  7. Mineau, P.: 1982, ‘Levels of Major Organochlorine Contaminants in Sequentally-Laid Herring Gull Eggs’, Chemo. 11, 679–685.Google Scholar
  8. Newton, I. and Bogan, J.: 1978, ‘The Role of Organo-Chlorine Compounds in the Breading of British Sparrowhawks’, J. Appl. Ecol. 15, 105–116.Google Scholar
  9. Nisbet, I. C. T.: 1982, ‘Eggshell Characteristics and Organochlorine Residues in Common Terns: Variation with Egg Sequence’, Col. Water. 5, 139–143.Google Scholar
  10. Ohlendorf, H. M., Klass, E. E., and Kaiser, T. E.: 1978, ‘Environmental Pollutants and Eggshell Thinning in the Black-Crowned Night Heron’, Wading Birds, in Sprunt, A. IV, Ogden, J. C., and Winckler, S. (eds.), National Audubon Society Research Report No. 7, pp. 63–82.Google Scholar
  11. Ohlendorf, H. M., Hothem, R. L., Bunck, C. M., Aldrich, T. W., and Moore, J. F.: 1986, ‘Relationship between Selenium Concentrations and Avian Reproduction’, Trans. N. A. Wildl. Nat. Res. Conf. 51, 330–342.Google Scholar
  12. Potts, G. R.: 1968, ‘Success of Eggs of the Shag on the Farne Islands, Northumberland, in Relation to their Content of Dieldrin and pp ‘DDE’, Nature 217, 1282–1284.Google Scholar
  13. SAS Institute: 1985, ‘SAS User's Guide: Statistices Version 5 Edition’, SAS Institute Inc. Cary, NC, 957 pp.Google Scholar
  14. Shapiro, S. S. and Wilk, M. B.: 1965, ‘An Analysis of Variance Test for Normality (Complete Samples)’, Biometrika 52, 591–611.Google Scholar
  15. Snyder, N. F. R., Snyder, H. A., Lincer, J. L., and Reynolds, R. T.: 1973, ‘Organochlorines, Heavy Metals, and the Biology of North American Accipters’, Bio. Sci. 23, 300–305.Google Scholar
  16. Thompson, N. P., Rankin, P. W., Cowan, P. E., Williams Jr., L. E., and Nesbitt, S. A.: 1977, ‘Chlorinated Hydrocarbon Residues in the Diet and Eggs of the Florida Brown Pelican’, Bull. Environ. Contam.

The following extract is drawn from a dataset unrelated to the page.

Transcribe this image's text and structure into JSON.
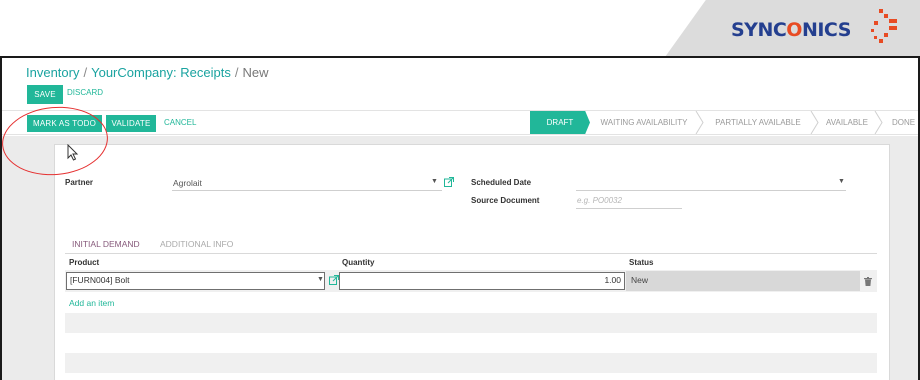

Toxicol. 18, 331–339.Google Scholar
  17. Vermeer, K. and Reynolds, L. M.: 1970, ‘Organochlorine Residues in Aquatic Birds in the Canadian Prairie Provinces’, Can. Field-Nat. 84, 117–130.Google Scholar

Copyright information

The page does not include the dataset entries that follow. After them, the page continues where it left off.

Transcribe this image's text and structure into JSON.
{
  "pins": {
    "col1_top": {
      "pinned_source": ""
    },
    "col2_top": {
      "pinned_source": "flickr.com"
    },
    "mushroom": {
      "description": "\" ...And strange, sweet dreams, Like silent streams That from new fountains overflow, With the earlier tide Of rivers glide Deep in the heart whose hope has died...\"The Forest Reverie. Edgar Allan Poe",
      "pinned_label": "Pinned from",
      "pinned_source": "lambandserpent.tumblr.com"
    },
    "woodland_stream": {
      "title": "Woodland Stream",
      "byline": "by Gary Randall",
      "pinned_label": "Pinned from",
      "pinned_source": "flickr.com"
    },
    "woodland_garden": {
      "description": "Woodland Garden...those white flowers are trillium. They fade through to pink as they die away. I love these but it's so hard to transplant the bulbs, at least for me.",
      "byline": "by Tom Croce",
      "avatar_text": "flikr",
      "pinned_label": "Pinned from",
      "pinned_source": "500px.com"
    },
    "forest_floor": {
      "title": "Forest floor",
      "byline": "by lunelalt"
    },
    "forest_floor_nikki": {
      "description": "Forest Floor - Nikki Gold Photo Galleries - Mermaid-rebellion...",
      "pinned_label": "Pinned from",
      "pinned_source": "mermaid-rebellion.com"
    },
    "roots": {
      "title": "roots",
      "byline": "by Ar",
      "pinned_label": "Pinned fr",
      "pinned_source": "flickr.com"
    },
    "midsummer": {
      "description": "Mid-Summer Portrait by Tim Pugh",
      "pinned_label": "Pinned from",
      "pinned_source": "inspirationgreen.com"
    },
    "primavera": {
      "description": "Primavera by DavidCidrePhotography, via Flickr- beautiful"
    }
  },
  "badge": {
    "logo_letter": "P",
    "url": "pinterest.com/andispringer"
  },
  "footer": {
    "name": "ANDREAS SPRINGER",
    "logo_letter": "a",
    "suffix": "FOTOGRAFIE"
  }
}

© Kluwer Academic Publishers 1990

Authors and Affiliations

  • Thomas W. Custer
    • 1
  • Grey Pendleton
    • 2
  • Harry M. Ohlendorf
    • 3
    • 4
  1. 1.Patuxent Wildlife Research Center, Gulf Coast Research StationU.S. Fish and Wildlife ServiceVictoriaUSA
  2. 2.Patuxent Wildlife Research CenterU.S. Fish and Wildlife ServiceLaurelUSA
  3. 3.Patuxent Wildlife Research Center, Pacific Coast Research StationU.S. Fish and Wildlife ServiceDavisUSA
  4. 4.c/o Department of Wildlife and Fisheries BiologyUniversity of CaliforniaDavisUSA

Personalised recommendations